## Aim of the task
What is needed here is a verbatim copy of the records that follow.
** Exercise data follows **
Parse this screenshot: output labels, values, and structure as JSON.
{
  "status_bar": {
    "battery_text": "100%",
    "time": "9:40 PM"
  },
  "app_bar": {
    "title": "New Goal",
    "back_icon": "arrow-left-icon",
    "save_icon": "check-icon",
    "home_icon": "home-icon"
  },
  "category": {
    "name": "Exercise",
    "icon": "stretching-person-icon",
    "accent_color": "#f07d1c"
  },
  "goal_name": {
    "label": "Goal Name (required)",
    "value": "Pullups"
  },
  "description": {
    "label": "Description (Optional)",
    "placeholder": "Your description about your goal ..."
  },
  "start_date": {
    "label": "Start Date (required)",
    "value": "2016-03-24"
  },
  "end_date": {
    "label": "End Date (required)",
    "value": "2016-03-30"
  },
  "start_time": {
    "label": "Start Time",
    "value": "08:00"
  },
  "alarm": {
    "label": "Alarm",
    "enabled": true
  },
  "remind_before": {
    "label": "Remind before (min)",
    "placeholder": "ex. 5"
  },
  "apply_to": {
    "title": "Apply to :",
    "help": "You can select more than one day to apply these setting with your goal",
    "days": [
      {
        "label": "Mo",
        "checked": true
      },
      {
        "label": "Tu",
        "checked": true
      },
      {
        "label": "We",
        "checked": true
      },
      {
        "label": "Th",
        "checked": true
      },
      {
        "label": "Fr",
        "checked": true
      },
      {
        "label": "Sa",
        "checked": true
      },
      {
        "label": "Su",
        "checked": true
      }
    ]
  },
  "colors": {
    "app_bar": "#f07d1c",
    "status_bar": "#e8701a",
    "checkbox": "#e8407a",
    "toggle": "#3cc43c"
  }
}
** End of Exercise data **
## Output for this exercise
Parse this screenshot: output labels, values, and structure as JSON.
{
  "status_bar": {
    "battery_text": "100%",
    "time": "9:40 PM"
  },
  "app_bar": {
    "title": "New Goal",
    "back_icon": "arrow-left-icon",
    "save_icon": "check-icon",
    "home_icon": "home-icon"
  },
  "category": {
    "name": "Exercise",
    "icon": "stretching-person-icon",
    "accent_color": "#f07d1c"
  },
  "goal_name": {
    "label": "Goal Name (required)",
    "value": "Pullups"
  },
  "description": {
    "label": "Description (Optional)",
    "placeholder": "Your description about your goal ..."
  },
  "start_date": {
    "label": "Start Date (required)",
    "value": "2016-03-24"
  },
  "end_date": {
    "label": "End Date (required)",
    "value": "2016-03-30"
  },
  "start_time": {
    "label": "Start Time",
    "value": "08:00"
  },
  "alarm": {
    "label": "Alarm",
    "enabled": true
  },
  "remind_before": {
    "label": "Remind before (min)",
    "placeholder": "ex. 5"
  },
  "apply_to": {
    "title": "Apply to :",
    "help": "You can select more than one day to apply these setting with your goal",
    "days": [
      {
        "label": "Mo",
        "checked": true
      },
      {
        "label": "Tu",
        "checked": true
      },
      {
        "label": "We",
        "checked": true
      },
      {
        "label": "Th",
        "checked": true
      },
      {
        "label": "Fr",
        "checked": true
      },
      {
        "label": "Sa",
        "checked": true
      },
      {
        "label": "Su",
        "checked": true
      }
    ]
  },
  "colors": {
    "app_bar": "#f07d1c",
    "status_bar": "#e8701a",
    "checkbox": "#e8407a",
    "toggle": "#3cc43c"
  }
}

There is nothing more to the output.